Iconography and Idolatry – Part 2

In the last blog, we established that neither God, Moses, nor the scriptures are iconoclastic.  Without a doubt, the Mosaic Law was intended as a firm safeguard against idolatry, but the ancient Jewish temple itself was an image, an icon of the heavenly one complete with various carvings of things on earth and in heaven, including cherubim.  Archeologists have discovered paintings of Old Testament scenes lining the walls of the Jewish synagogues during the time of Christ in the Greco-Roman world.

Yet, in all of this, God was never depicted.  Why?  Because God’s nature is invisible and incomprehensible.  One cannot paint God because God cannot be painted — at least not in His divine nature.

About 2,000 years ago, God became incarnate and mysteriously wrapped His divinity in humanity.  If someone had a smartphone, they could have taken a picture of God and texted it to their friends.  Since such technology did not exist, people settled with paintings of the God-man Jesus Christ.

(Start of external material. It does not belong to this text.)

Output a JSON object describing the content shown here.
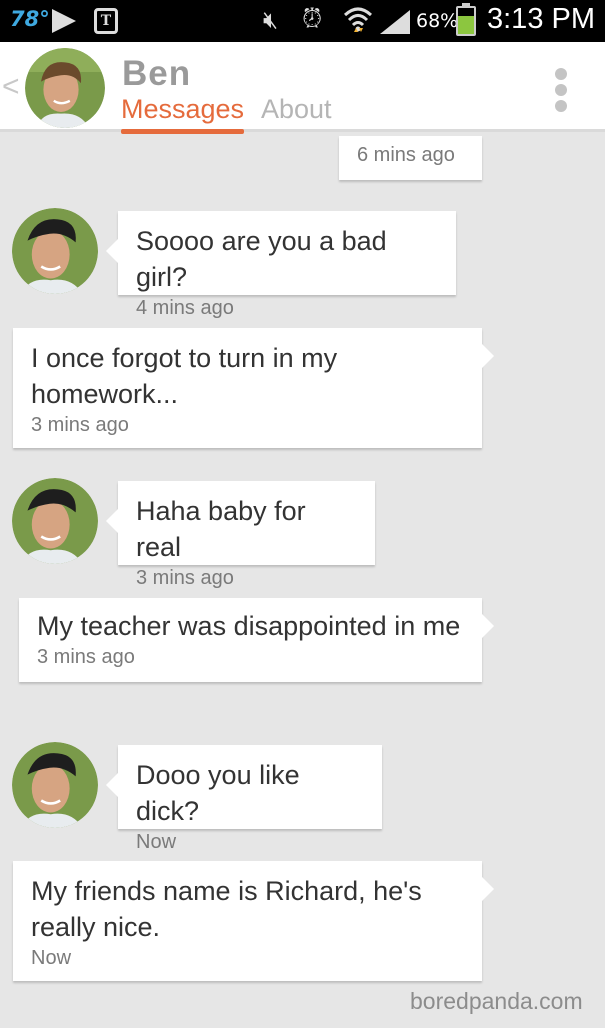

Continuing the Jewish tradition of lining places of worship with images (icons), Christians had paintings of our Lord, His Mother, various saints, and numerous scenes from the Gospels. Continue reading Iconography and Idolatry – Part 2

Intro to Iconography – part 2

So, you’re visiting an Eastern Orthodox Church and you notice that people are coming in, approaching paintings of dead guys and gals, bowing slightly, and then kissing them.  As a Protestant, you know this must be idolatry, right?  What else could it be?

(If you missed Part 1, click here to read it)

A Lesson from Japan

Continue reading Intro to Iconography – part 2

Intro to Iconography – part 1

Who are the solid people anyway?

“Like ghosts we walk upon the earth, the ground it groans” sings Michael Gungor of the uber-talented band Gungor.  He takes inspiration from CS Lewis’ writings in which he questions our very concept of reality.

When we think of spirit beings or ghosts, we tend to visualize something that is misty, a vapor that can’t even be grasped.  The spirit world seems foggy and illusive, much like trying to clasp your fingers around steam as it rises above a pot of boiling water.    Continue reading Intro to Iconography – part 1